> _WHAT TO DO_:
Since the pictures are not wanted, retype the listing below exactly and without them.
--*--
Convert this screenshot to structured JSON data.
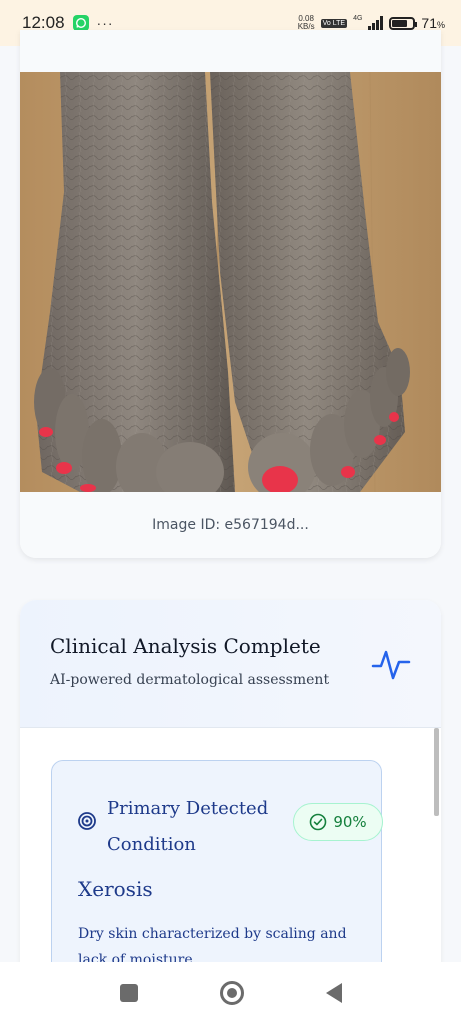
{
  "status_bar": {
    "time": "12:08",
    "more": "···",
    "net_speed_value": "0.08",
    "net_speed_unit": "KB/s",
    "volte": "Vo LTE",
    "network": "4G",
    "battery_percent": "71",
    "battery_symbol": "%",
    "battery_level": 0.71
  },
  "image_card": {
    "image_id": "Image ID: e567194d..."
  },
  "analysis": {
    "title": "Clinical Analysis Complete",
    "subtitle": "AI-powered dermatological assessment",
    "primary_label": "Primary Detected Condition",
    "confidence": "90%",
    "condition_name": "Xerosis",
    "condition_description": "Dry skin characterized by scaling and lack of moisture."
  },
  "colors": {
    "accent_blue": "#2563eb",
    "condition_text": "#1e3a8a",
    "confidence_green": "#15803d",
    "nail_red": "#e8344a"
  },
  "icons": [
    "whatsapp-icon",
    "pulse-icon",
    "target-icon",
    "check-circle-icon",
    "recents-icon",
    "home-icon",
    "back-icon"
  ]
}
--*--
> _WORKED SOLUTION_:
Convert this screenshot to structured JSON data.
{
  "status_bar": {
    "time": "12:08",
    "more": "···",
    "net_speed_value": "0.08",
    "net_speed_unit": "KB/s",
    "volte": "Vo LTE",
    "network": "4G",
    "battery_percent": "71",
    "battery_symbol": "%",
    "battery_level": 0.71
  },
  "image_card": {
    "image_id": "Image ID: e567194d..."
  },
  "analysis": {
    "title": "Clinical Analysis Complete",
    "subtitle": "AI-powered dermatological assessment",
    "primary_label": "Primary Detected Condition",
    "confidence": "90%",
    "condition_name": "Xerosis",
    "condition_description": "Dry skin characterized by scaling and lack of moisture."
  },
  "colors": {
    "accent_blue": "#2563eb",
    "condition_text": "#1e3a8a",
    "confidence_green": "#15803d",
    "nail_red": "#e8344a"
  },
  "icons": [
    "whatsapp-icon",
    "pulse-icon",
    "target-icon",
    "check-circle-icon",
    "recents-icon",
    "home-icon",
    "back-icon"
  ]
}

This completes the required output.